> [Listed records]:

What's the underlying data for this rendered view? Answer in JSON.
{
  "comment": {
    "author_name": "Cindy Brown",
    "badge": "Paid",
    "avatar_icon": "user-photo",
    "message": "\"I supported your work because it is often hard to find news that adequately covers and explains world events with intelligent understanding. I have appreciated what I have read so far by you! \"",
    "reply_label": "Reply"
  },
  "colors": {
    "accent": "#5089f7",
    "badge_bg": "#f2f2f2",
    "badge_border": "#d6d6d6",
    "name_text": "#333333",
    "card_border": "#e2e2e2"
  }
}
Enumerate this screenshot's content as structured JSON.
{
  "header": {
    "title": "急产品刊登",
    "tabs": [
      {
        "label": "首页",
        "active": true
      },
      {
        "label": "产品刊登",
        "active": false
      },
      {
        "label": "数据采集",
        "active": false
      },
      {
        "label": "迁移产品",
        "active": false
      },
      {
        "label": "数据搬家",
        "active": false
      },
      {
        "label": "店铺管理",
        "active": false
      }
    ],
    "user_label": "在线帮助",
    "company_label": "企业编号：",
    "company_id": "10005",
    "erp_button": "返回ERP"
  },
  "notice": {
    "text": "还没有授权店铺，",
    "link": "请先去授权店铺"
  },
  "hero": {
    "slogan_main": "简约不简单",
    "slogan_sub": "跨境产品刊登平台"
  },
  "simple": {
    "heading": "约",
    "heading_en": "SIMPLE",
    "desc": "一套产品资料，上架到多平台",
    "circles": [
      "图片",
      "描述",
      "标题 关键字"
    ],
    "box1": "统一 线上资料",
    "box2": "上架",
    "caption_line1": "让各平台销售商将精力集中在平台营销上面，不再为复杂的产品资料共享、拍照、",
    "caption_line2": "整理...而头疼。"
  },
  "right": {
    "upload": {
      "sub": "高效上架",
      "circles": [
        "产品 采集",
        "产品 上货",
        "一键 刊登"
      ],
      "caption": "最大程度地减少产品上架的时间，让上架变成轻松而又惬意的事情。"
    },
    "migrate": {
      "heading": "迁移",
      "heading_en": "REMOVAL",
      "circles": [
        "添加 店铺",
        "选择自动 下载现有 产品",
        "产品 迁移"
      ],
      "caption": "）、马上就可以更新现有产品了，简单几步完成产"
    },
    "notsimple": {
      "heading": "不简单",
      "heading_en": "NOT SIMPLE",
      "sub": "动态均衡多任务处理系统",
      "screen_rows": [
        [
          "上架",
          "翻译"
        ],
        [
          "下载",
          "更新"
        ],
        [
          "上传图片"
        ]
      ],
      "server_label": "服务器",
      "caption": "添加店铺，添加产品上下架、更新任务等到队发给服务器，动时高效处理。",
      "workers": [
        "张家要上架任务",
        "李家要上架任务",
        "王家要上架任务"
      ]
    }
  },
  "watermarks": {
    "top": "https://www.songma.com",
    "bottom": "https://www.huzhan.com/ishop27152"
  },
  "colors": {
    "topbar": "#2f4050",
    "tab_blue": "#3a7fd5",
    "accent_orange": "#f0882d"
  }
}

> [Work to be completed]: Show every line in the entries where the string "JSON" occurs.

> [Response]:
What's the underlying data for this rendered view? Answer in JSON.
Enumerate this screenshot's content as structured JSON.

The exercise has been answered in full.